─── Data to examine

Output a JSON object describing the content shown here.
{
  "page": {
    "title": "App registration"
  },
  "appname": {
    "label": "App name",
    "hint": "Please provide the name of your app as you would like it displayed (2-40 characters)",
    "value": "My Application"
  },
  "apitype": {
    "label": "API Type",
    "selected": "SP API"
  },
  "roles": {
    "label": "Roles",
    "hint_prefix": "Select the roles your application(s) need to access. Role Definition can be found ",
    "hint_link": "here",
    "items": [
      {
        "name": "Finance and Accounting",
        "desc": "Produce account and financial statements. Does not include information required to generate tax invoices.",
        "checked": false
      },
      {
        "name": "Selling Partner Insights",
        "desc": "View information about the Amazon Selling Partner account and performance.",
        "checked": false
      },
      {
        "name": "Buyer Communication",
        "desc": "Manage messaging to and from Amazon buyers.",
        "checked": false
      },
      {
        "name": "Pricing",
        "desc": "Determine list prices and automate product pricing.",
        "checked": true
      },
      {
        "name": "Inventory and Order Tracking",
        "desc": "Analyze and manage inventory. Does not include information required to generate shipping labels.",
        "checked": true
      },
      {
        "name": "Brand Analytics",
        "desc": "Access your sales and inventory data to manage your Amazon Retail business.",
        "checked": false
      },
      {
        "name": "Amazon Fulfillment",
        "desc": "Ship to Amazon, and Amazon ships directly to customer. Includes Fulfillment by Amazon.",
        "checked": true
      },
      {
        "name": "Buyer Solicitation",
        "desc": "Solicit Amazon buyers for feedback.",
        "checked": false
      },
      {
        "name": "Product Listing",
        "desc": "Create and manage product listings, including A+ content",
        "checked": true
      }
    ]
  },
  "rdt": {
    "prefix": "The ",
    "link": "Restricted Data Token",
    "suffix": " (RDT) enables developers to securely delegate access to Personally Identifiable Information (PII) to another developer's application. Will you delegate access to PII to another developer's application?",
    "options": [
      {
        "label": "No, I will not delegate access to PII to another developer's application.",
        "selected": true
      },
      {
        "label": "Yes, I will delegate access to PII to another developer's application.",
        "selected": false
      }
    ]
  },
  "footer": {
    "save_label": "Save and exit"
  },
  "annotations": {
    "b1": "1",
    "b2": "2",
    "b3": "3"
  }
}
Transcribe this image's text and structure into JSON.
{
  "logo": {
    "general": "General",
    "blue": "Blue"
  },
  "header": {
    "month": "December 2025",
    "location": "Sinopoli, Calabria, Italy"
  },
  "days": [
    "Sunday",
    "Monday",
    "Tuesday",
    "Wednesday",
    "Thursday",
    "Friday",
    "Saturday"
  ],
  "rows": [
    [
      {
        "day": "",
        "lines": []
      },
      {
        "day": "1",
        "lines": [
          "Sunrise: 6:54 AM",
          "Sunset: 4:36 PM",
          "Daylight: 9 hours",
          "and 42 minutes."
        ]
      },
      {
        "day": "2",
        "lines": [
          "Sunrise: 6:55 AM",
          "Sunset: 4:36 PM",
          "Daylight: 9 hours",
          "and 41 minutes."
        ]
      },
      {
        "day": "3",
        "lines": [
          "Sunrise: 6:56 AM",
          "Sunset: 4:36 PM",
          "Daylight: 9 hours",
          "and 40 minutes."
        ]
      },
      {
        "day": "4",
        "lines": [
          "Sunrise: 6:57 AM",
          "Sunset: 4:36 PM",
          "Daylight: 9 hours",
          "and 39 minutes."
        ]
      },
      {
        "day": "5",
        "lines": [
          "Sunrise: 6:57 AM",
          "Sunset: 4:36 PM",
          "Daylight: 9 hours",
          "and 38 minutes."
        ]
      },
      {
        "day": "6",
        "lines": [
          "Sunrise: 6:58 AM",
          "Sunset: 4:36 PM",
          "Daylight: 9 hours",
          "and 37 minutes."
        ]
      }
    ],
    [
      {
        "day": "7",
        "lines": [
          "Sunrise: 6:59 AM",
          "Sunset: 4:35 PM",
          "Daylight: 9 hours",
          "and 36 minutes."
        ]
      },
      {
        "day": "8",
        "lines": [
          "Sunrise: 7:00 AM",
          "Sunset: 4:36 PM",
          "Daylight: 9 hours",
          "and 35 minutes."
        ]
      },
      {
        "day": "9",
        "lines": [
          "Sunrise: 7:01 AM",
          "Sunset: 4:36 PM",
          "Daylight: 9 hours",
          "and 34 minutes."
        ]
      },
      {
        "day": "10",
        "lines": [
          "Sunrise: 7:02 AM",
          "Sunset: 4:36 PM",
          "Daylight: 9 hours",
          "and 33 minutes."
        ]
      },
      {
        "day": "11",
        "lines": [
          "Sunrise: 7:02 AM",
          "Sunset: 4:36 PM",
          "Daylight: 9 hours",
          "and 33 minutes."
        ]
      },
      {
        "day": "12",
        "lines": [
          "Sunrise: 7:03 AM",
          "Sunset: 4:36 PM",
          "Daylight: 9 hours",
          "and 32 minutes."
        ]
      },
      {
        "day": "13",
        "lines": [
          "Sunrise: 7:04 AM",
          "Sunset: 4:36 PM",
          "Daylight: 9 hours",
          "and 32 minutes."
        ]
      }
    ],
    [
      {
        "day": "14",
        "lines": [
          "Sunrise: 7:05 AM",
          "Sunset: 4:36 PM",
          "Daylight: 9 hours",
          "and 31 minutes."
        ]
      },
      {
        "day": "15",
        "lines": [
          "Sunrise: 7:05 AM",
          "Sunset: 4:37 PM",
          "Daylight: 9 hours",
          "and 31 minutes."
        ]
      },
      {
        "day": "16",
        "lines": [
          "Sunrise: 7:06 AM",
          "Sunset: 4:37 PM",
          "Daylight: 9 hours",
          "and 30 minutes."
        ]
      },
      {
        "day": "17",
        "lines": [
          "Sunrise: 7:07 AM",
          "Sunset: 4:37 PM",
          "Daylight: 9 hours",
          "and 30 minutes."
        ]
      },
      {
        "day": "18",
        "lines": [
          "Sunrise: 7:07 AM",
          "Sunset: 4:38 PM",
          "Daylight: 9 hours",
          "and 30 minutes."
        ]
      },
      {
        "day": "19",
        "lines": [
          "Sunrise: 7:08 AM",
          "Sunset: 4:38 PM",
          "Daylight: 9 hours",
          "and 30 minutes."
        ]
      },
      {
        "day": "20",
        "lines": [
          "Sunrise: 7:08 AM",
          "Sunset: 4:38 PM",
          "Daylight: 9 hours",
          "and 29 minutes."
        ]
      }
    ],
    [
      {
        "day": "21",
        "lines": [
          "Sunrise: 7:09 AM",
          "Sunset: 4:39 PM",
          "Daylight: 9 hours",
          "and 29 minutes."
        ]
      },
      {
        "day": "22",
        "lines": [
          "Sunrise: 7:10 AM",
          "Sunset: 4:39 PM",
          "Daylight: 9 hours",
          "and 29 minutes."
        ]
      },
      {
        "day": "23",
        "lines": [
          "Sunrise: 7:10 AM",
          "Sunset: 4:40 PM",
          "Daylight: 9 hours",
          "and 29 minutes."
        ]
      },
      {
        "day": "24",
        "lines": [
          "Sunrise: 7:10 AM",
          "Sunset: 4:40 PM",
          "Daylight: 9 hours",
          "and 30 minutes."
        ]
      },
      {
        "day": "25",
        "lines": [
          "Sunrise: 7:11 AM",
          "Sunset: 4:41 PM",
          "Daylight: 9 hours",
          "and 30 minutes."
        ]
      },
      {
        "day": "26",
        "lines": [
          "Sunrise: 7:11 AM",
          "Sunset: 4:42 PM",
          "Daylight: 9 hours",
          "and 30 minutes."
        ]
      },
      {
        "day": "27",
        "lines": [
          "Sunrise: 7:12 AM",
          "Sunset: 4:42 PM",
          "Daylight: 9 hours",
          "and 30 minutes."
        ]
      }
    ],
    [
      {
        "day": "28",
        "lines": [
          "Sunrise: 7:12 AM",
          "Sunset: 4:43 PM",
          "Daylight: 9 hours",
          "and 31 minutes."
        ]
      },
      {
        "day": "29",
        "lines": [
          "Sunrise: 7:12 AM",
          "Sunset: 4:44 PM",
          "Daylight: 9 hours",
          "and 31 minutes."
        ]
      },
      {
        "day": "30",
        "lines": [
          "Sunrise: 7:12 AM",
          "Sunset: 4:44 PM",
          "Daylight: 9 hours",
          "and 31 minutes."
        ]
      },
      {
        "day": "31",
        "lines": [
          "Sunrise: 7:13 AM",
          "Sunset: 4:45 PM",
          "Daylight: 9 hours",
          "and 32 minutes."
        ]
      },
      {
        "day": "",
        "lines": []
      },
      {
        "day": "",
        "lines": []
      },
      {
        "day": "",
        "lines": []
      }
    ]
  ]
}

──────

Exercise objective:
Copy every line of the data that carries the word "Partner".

Your response:
        "name": "Selling Partner Insights",
        "desc": "View information about the Amazon Selling Partner account and performance.",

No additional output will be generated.